August 20, 2011. Any refund of the tax paid would also have to be requested by
August 20, 2011, but would be scheduled using the August 21, 2007 date to put
the adjustment in the report period in which the tax was actually paid.
The audit period for a monthly filer is January 2004 through December 2007. The
auditor started the audit February 12, 2008. The auditor uses the G/L date to
establish the audit period. A purchase invoice dated December 2003 and posted
in January 2004, is out of statute as of January 20, 2008 and cannot be
scheduled as an error or allowed as a refund item.
The audit period for a monthly filer is January 2004 through December 2006.
The auditor started the audit February 12, 2007. The auditor uses the G/L date
to establish the audit period. A purchase invoice dated December 2003 was
posted in January 2004. This transaction can be scheduled as an error as long
as the audit is billed before January 20, 2008. There is no need to expand the
audit period to include the December 2003 report period. The auditor would need
to schedule the transaction with a date within the audit period and footnote
the correct invoice date and why it is being included as an adjustment.
In rare situations, and only with audit headquarters approval, a statute waiver
could be obtained before January 20, 2008 that included the December 2003
period. Careful consideration must be given to the cost/benefit of the waiver
before it is requested. If the December 2003 period was included in a prior
audit, the purchase invoice dated in December 2003 could still be included in
the current audit as long as that particular transaction was not contained in
any populations that were reviewed in the prior audit.
The audit period for a monthly filer is May 2004 through July 2007. A
self-constructed asset booked August 2004 was comprised of materials pulled
from a valid tax-free inventory during the periods February 2004 through July
2004. The date the tangible personal property was removed from inventory will
determine when the tax is due and payable.
Taxpayer is a monthly filer and has requested a refund for periods January 2005
through June 2007. In the refund request is an invoice dated May 14, 2006, but
booked and paid via a tax accrual in August 2007. Assuming the basis for the
refund request is correct, the taxpayer is entitled to a refund, but cannot
take it in the current refund filing because the later of the tax due and
payable date or the tax payment date would be August of 2007. The taxpayer
would have to request a refund for the August 2007 period in which the tax was
paid before the statute of limitations expired for the transaction on June 20,
On February 20, 2008, a monthly filing taxpayer filed a refund request for
periods January 2004 through June 2007. In the refund request is an invoice
dated December 15, 2003, on which tax was accrued and reported on the January
2004 return. The tax was due and payable on the December 2003 return due on

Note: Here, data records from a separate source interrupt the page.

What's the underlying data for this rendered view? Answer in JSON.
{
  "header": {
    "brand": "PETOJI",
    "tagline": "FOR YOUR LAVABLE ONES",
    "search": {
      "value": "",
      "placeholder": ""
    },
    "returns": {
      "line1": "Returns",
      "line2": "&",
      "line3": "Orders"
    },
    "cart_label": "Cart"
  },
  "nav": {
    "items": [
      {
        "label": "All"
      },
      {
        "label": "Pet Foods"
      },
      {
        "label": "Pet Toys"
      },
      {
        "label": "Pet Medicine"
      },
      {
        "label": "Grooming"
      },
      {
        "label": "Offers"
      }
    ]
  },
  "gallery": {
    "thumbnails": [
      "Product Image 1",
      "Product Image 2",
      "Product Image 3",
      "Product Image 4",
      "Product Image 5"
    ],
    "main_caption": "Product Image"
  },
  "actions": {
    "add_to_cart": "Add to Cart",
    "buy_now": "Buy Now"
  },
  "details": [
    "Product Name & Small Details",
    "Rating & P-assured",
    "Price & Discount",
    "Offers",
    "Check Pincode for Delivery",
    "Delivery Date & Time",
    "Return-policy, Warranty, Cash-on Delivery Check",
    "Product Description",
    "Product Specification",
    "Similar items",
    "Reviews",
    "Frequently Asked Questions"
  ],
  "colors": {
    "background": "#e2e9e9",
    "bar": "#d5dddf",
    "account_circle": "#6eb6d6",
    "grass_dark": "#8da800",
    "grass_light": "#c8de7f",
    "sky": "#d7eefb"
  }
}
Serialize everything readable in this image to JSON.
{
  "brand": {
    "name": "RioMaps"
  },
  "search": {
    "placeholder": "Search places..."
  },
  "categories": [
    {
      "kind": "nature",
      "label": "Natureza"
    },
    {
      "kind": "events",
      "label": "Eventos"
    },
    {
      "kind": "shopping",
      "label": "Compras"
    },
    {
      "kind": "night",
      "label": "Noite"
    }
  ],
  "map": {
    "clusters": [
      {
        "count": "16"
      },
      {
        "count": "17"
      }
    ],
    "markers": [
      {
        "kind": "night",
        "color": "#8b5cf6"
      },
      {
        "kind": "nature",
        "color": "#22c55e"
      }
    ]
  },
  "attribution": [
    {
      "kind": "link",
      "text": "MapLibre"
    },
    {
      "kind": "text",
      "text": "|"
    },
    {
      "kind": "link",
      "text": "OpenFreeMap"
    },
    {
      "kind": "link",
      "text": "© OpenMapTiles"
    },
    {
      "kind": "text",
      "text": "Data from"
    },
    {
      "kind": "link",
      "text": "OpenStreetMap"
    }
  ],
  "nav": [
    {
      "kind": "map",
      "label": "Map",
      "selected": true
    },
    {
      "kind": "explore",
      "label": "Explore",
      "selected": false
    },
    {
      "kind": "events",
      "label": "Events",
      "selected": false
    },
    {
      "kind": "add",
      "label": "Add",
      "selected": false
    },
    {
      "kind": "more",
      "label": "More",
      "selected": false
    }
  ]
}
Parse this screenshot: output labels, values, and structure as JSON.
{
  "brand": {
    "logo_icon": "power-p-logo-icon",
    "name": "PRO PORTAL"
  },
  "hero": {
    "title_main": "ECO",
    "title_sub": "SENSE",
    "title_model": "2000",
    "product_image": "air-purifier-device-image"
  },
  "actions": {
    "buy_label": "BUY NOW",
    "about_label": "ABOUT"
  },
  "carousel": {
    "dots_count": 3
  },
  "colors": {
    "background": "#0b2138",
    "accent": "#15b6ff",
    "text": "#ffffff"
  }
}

January 20, 2004. The refund requested for the invoice dated December 15, 2003
should be denied as the December 2003 report period was out of statute when the
refund claim was filed on February 20, 2008.
I am sure there are other scenarios that will come up that have not been
addressed in this memo. We know that populations based on the G/L dates are
overstated in the early part of the audit and understated in the later part of
the audit based on the taxpayers accounting practices. The risks of loss of
statute on transactions in future audits that are actually dated in the current
audit period can be mitigated by planning to start the audits at an earlier
date. There should be a cost/benefit analysis based on each individual audit.
These issues can also be mitigated based on the choice of sample unit and
selection used. (Random transactions samples will be more diverse than time
period samples.) Should you have any questions or concerns on this issue,
contact the Area Manager of the Technical Support section of Audit
Headquarters, the supervisor of Technical Support, or the Training Supervisor
in Audit Headquarters.
As STAR is the Comptroller's research system for Texas tax policy issues,
only tax-specific audit policy memos (AP Memo) are included here. AP memos
not on STAR can be found on Window on State Government on the
Audit Memos web page.
ACCESSION NUMBER: 200805436L
DOCUMENT TYPE: L
TAX TYPE: SALES